Tuesday, March 06, 2007

Tough women

“Khanum [Ma’am], Iranian men do whatever their wives want.” (There is probably a better translation for this that includes the word “whipped”)

“Exactly,” my husband agrees.

In my travels around Iran, many of the men I have met from all sorts of socio-economic backgrounds have expressed a kind of admiration for the tough Iranian woman. It’s kind of a new twist on machismo: “My woman is the boss. She is tough. I do everything she says.” I am not sure where it comes from but a friend of mine whose mother came to Iran from Russia tells me that her mother always said, “Marry an Iranian man. Don’t even dream of marrying a Russian. Iranian men love their wives. Russians go crazy with jealousy.”

(Iranian women are fond of denigrating their men as in: “Never marry an Iranian man.” I am not sure how deep that feeling goes. Any thoughts?)

The Iranian women I know and meet are indeed tough. I stand in awe of these outgoing, outspoken women. I know very little about the case of the 33 feminist activists who were arrested, but I, like others, am awestruck by their courage and will.

It’s ironic to me that a revolution that was inspired in part by the ideas of Karl Popper, who believed in a self-critical society, would be so unwilling to tolerate peaceful protest and the criticism of citizens who only want Iran to become a better place.


Anonymous said...

Let's be honest, Iranian men say that they love their women, but the love is preconditioned, they actualy mean "if you do whatever we say, we love you."

I believe Iranian men in general aren't feeling secure enough to let women move up in life. It all come back to the current economy in Iran and lack of jobs. When there is not enough jobs for men, obiously women are pushed out; to push women out of job market, men, even the husbands, either knowingly or not put women down by referring to stupid excuses like: women are physically weak, they can't do many jobs; women are to emotional to hold an important job; women are always pregnant; and so many other myths.....

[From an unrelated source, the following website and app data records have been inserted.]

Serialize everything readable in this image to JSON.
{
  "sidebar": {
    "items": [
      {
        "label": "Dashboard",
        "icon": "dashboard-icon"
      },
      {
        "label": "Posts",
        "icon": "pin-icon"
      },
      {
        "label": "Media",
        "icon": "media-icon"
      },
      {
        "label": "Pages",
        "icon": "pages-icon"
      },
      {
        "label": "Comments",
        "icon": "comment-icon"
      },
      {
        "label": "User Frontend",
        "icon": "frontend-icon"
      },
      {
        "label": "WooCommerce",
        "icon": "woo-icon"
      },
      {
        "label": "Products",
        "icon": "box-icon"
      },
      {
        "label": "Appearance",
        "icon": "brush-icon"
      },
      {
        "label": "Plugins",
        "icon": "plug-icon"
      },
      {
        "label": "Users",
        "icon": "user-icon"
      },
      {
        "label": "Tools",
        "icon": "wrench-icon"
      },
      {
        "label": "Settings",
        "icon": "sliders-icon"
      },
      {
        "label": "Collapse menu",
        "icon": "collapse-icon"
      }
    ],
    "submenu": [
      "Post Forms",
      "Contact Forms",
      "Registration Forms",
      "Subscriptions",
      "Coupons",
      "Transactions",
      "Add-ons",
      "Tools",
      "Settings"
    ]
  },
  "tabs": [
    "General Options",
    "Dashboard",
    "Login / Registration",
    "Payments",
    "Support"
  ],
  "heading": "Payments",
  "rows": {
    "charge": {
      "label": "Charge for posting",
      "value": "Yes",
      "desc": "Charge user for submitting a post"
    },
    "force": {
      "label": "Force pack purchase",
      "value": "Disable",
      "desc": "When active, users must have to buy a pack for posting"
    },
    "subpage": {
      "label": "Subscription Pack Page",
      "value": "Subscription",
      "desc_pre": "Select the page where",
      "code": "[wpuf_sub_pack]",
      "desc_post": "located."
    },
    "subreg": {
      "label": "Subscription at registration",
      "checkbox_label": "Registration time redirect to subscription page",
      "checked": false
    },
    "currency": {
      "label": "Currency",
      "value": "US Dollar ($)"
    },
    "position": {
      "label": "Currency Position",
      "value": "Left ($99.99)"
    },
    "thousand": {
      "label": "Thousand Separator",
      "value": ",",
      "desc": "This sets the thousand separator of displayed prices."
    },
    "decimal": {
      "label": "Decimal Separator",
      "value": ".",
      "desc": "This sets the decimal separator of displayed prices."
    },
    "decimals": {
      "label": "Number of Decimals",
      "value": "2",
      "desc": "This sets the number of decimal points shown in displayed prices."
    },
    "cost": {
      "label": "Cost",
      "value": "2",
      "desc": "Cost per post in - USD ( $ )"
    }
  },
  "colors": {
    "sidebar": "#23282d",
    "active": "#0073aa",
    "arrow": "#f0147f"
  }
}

I feel bad for Iranian women who have to take all of these crap from men there. But, when the country is run by a bunch of uneducated men whose minds are filled with deception and pretention, no one can expect better. I do encourage women to press on for their cause. Don't let anyone even think that you are any less than men in every way. How?

Speak up. Speak up to anyone and anything that happens around you that feel or smells like someone is looking down on you.

ET said...

I'm wondering, anon, are you Iranian or an anthropologist?

You make a lot of of good points, but I cannot concede them all. I think you are wrong when you paint the women as powerless partners who need only please. That is decidedly not what I observe. It's a lot more complicated than that.

Yesterday I listened to an old Edward Said lecture. He made the point that democracy is created by just these kinds of discussions, protests, disputes, challenges...

It won't happen overnight.

BTW, good round-up at Global Voices